DAR ES SALAAM: TANZANIA has called for extension of African Growth and Opportunity Act (AGOA) for 20 years for the country to fully utilise all opportunities under the programme.
Minister for Industry and Trade, Dr Ashatu Kijaji made the recommendation during the general discussion on issues of concerns on AGOA in its 20th Forum held in Johannesburg, South Africa from November 2- 4 this year.
“Tanzania continues to appreciate the US government for the AGOA programme which has been very critical to us and other AGOA beneficiary countries… the underlying fact is that we have not been able to fully utilise all opportunities under AGOA,” Dr Kijaji said.
She added: “Tanzania would like to call for a longer period of time, at least 20 years after 2025…this will ensure predictability of AGOA and encourage long term investment in African countries.
The Minister said that the longer period of time will provide certainty and predictability and allow the countries to attract significant investments.
She said ten years is a short period for serious investments which take a long time to build facilities, and by the time of starting production, you find ten years are almost ending.
Dr Kijaji further stressed the need to allow for accumulation of AGOA to all African Continental Free Trade Area (AfCFTA) signatories which would align AGOA to the agreement to support the regional integration efforts and by so doing expand the scope of AGOA to accommodate other key issues such as Trade in Services among others.
The minister also recommended the amendment of eligibility criteria mostly on graduation to ensure that countries that have achieved a high-income status are not instantly removed from Generalised System of Preferences (GSP) and AGOA programmes, as most of the countries continue experiencing economic hardships and unemployment.
On eligibility criteria, she said Tanzania would also like to request for the adjustment of AGOA eligibility review from the current practice of annual review to at least every three years.
“This will create confidence and more time for investors to do assessment and undertake necessary corrective measures as the case may be,” she said.

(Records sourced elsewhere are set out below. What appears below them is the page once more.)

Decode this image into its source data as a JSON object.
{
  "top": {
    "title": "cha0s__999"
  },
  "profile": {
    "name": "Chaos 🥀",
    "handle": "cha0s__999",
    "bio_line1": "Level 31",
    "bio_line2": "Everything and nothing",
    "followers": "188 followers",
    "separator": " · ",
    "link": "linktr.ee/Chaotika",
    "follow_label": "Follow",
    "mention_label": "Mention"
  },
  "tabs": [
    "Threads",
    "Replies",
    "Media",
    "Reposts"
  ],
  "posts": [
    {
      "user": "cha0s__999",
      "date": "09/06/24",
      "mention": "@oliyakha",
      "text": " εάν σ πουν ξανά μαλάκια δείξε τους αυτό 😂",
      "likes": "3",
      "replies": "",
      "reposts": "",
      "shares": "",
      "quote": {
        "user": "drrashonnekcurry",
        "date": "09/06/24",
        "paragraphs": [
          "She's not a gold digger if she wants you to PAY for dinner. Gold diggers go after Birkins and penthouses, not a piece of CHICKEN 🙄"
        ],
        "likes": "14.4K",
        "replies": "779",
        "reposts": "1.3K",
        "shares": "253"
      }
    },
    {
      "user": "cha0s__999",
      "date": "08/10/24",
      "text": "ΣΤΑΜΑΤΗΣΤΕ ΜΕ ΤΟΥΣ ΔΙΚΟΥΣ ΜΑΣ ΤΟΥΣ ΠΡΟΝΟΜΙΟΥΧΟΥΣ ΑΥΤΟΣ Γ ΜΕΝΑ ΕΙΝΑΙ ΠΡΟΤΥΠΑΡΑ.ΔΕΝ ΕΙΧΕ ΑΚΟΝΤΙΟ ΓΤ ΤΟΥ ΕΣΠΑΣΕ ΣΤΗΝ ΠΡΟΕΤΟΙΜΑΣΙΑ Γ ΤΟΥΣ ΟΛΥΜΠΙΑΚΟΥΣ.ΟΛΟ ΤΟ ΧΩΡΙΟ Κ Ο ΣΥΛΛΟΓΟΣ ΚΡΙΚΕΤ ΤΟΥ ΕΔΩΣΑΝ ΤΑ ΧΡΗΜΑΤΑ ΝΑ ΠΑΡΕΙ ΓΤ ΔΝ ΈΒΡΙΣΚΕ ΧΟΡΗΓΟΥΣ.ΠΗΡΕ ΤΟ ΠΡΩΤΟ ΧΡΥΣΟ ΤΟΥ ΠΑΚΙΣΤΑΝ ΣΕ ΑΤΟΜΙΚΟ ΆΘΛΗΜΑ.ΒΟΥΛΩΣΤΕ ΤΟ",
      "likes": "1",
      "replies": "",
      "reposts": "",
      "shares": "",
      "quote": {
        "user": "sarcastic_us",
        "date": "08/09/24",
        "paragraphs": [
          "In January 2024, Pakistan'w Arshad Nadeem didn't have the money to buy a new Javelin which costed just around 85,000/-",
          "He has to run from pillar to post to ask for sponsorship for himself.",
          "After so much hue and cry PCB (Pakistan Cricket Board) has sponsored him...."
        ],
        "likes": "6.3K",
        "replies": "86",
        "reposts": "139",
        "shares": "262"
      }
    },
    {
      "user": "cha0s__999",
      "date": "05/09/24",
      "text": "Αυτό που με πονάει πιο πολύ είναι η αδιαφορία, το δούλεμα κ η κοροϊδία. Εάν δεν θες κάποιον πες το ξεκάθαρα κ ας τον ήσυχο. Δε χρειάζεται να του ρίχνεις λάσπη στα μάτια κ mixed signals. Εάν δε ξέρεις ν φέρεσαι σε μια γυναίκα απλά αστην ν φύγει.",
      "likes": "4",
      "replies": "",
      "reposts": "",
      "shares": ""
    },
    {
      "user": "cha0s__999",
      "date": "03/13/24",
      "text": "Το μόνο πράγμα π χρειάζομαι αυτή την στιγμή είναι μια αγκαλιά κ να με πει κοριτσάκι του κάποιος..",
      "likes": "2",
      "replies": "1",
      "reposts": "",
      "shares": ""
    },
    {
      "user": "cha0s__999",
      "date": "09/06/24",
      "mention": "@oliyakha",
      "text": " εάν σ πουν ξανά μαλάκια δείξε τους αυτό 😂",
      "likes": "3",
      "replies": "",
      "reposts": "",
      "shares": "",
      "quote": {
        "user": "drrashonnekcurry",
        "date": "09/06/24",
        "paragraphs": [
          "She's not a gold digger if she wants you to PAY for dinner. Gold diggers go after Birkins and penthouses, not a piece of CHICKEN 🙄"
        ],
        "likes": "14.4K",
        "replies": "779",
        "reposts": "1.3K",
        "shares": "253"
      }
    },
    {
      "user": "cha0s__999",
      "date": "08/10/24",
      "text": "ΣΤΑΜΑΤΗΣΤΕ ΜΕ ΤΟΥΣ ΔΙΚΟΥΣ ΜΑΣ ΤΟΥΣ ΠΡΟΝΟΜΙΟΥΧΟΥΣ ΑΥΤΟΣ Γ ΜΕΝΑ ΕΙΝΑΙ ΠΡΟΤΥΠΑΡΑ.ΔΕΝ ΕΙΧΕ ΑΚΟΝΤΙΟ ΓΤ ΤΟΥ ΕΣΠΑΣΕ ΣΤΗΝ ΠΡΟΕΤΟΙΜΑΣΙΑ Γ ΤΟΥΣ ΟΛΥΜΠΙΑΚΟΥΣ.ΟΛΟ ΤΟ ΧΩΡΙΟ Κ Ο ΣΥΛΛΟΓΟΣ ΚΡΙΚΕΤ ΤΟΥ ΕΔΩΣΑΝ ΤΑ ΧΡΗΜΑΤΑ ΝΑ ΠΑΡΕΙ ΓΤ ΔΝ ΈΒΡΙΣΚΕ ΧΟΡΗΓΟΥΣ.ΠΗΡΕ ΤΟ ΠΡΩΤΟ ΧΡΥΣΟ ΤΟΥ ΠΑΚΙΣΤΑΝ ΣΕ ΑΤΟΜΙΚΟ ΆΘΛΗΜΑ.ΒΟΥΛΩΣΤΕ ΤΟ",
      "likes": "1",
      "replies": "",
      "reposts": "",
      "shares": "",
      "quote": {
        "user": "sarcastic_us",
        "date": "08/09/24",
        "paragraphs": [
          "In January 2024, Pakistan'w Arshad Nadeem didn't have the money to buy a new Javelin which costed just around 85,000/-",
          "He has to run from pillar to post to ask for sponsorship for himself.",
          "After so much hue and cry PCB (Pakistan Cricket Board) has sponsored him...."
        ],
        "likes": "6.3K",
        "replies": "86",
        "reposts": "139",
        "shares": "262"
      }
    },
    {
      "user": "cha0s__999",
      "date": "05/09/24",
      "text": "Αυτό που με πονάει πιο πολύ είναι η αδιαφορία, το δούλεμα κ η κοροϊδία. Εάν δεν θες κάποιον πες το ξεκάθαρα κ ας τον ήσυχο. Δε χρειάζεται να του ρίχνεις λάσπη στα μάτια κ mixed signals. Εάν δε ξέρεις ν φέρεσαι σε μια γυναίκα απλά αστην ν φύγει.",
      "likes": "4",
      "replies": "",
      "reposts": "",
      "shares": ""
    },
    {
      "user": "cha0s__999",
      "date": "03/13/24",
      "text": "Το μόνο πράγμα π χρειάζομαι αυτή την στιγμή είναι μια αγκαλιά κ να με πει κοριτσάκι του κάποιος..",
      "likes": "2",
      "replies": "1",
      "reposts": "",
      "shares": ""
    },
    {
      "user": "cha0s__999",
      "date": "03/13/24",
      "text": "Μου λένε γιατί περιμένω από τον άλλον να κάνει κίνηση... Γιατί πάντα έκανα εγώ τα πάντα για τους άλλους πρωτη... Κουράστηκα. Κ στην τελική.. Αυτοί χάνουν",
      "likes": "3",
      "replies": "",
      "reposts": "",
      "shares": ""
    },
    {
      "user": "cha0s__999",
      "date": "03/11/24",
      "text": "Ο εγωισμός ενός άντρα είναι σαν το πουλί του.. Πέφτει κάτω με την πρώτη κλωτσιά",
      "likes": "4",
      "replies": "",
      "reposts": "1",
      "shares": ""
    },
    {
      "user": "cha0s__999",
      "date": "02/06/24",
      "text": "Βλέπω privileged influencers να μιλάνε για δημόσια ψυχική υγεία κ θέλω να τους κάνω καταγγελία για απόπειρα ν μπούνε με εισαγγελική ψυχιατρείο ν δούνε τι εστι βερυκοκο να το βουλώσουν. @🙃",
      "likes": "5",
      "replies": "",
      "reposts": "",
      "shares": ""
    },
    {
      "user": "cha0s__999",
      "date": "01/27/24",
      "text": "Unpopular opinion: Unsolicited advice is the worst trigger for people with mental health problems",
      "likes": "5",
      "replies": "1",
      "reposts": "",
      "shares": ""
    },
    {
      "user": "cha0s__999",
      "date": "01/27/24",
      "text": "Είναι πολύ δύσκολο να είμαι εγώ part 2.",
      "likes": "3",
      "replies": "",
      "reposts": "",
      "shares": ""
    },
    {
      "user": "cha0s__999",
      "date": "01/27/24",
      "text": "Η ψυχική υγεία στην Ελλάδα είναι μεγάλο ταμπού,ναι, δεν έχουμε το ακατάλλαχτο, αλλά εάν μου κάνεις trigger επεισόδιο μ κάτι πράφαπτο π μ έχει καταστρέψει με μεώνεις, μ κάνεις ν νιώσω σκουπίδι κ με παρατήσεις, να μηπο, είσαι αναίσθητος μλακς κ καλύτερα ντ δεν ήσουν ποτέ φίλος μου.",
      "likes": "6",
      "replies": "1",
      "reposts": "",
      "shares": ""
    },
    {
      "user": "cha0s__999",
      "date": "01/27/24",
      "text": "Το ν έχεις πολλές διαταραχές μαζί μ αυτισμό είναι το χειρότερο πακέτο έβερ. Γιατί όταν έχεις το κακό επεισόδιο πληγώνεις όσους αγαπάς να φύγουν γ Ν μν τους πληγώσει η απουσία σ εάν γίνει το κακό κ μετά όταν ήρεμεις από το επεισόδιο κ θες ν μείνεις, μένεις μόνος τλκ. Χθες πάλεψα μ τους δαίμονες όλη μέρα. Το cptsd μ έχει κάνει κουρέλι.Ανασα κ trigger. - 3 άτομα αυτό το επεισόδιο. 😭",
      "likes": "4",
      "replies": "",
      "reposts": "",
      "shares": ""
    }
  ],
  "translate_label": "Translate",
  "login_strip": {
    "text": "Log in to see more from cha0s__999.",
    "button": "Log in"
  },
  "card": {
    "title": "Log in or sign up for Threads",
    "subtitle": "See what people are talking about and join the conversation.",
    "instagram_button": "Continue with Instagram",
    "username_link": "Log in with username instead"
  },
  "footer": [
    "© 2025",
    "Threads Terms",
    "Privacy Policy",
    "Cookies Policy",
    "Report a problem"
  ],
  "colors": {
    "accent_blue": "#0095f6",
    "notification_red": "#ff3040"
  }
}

The country also calls for the removal of Textile Visa requirements which adds extra process and costs in doing business under AGOA.
The theme of this year’s Forum is “Partnering to Build a Resilient, Sustainable and Inclusive AGOA to Support Economic Development, Industrialisation and Quality Job Creation.”
AGOA is a United States Trade Act, enacted on May 18, 2000 as Public Law 106 of the 200th Congress.
It is a trade deal that allows beneficiary countries in sub-Saharan Africa to export their products to the US duty-free. It was enacted in the US in 2000 to run to 2015 and renewed to 2025.
The Act originally covered the 8-year period from October 2000 to September 2008, but legislative amendments signed into law by US President George Bush in July 2004 served to extend AGOA to 2015.
Enacted in May 2000, AGOA is the cornerstone of US economic engagement with the countries of sub-Saharan Africa.
The agreement provides duty-free access to the US market for eligible Sub Sahara African nations. In June 2015, the US government authorised AGOA for an additional 10 years.
It has also succeeded in helping eligible nations grow, diversify their exports to the United States and create employment and inclusive economic growth. Under AGOA, eligible countries can export products, including value-added manufactured items such as textiles, to the United States duty-free.